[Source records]
--- START ---
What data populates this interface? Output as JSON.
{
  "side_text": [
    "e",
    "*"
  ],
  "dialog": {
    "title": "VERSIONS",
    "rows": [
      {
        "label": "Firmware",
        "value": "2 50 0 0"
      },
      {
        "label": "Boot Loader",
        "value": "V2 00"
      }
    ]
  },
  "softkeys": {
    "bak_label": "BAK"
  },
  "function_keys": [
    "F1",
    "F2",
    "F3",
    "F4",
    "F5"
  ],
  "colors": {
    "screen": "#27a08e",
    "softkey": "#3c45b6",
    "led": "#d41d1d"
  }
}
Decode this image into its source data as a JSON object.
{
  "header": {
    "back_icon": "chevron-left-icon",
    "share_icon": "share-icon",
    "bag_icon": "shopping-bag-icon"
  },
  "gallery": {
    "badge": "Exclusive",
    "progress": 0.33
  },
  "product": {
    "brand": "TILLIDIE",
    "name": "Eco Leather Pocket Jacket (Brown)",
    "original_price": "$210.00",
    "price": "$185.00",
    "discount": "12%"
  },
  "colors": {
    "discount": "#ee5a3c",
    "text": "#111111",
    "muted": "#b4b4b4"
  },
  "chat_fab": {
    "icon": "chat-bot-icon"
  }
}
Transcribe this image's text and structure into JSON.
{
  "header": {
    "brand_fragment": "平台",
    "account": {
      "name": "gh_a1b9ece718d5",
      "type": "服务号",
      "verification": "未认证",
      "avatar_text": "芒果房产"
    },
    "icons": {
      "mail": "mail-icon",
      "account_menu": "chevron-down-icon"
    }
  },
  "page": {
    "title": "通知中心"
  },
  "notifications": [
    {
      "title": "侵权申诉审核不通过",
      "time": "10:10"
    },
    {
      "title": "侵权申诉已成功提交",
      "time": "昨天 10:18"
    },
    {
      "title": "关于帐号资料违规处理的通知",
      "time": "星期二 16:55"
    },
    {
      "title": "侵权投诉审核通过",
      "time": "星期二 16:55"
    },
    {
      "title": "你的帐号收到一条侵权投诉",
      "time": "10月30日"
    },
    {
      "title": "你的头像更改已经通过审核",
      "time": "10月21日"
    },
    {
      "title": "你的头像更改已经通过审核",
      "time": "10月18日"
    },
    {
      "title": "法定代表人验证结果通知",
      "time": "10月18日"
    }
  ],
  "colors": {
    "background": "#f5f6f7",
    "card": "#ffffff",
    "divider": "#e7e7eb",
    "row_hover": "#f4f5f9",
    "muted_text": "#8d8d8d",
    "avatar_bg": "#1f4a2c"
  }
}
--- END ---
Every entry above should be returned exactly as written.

What data populates this interface? Output as JSON.
{
  "side_text": [
    "e",
    "*"
  ],
  "dialog": {
    "title": "VERSIONS",
    "rows": [
      {
        "label": "Firmware",
        "value": "2 50 0 0"
      },
      {
        "label": "Boot Loader",
        "value": "V2 00"
      }
    ]
  },
  "softkeys": {
    "bak_label": "BAK"
  },
  "function_keys": [
    "F1",
    "F2",
    "F3",
    "F4",
    "F5"
  ],
  "colors": {
    "screen": "#27a08e",
    "softkey": "#3c45b6",
    "led": "#d41d1d"
  }
}
Decode this image into its source data as a JSON object.
{
  "header": {
    "back_icon": "chevron-left-icon",
    "share_icon": "share-icon",
    "bag_icon": "shopping-bag-icon"
  },
  "gallery": {
    "badge": "Exclusive",
    "progress": 0.33
  },
  "product": {
    "brand": "TILLIDIE",
    "name": "Eco Leather Pocket Jacket (Brown)",
    "original_price": "$210.00",
    "price": "$185.00",
    "discount": "12%"
  },
  "colors": {
    "discount": "#ee5a3c",
    "text": "#111111",
    "muted": "#b4b4b4"
  },
  "chat_fab": {
    "icon": "chat-bot-icon"
  }
}
Transcribe this image's text and structure into JSON.
{
  "header": {
    "brand_fragment": "平台",
    "account": {
      "name": "gh_a1b9ece718d5",
      "type": "服务号",
      "verification": "未认证",
      "avatar_text": "芒果房产"
    },
    "icons": {
      "mail": "mail-icon",
      "account_menu": "chevron-down-icon"
    }
  },
  "page": {
    "title": "通知中心"
  },
  "notifications": [
    {
      "title": "侵权申诉审核不通过",
      "time": "10:10"
    },
    {
      "title": "侵权申诉已成功提交",
      "time": "昨天 10:18"
    },
    {
      "title": "关于帐号资料违规处理的通知",
      "time": "星期二 16:55"
    },
    {
      "title": "侵权投诉审核通过",
      "time": "星期二 16:55"
    },
    {
      "title": "你的帐号收到一条侵权投诉",
      "time": "10月30日"
    },
    {
      "title": "你的头像更改已经通过审核",
      "time": "10月21日"
    },
    {
      "title": "你的头像更改已经通过审核",
      "time": "10月18日"
    },
    {
      "title": "法定代表人验证结果通知",
      "time": "10月18日"
    }
  ],
  "colors": {
    "background": "#f5f6f7",
    "card": "#ffffff",
    "divider": "#e7e7eb",
    "row_hover": "#f4f5f9",
    "muted_text": "#8d8d8d",
    "avatar_bg": "#1f4a2c"
  }
}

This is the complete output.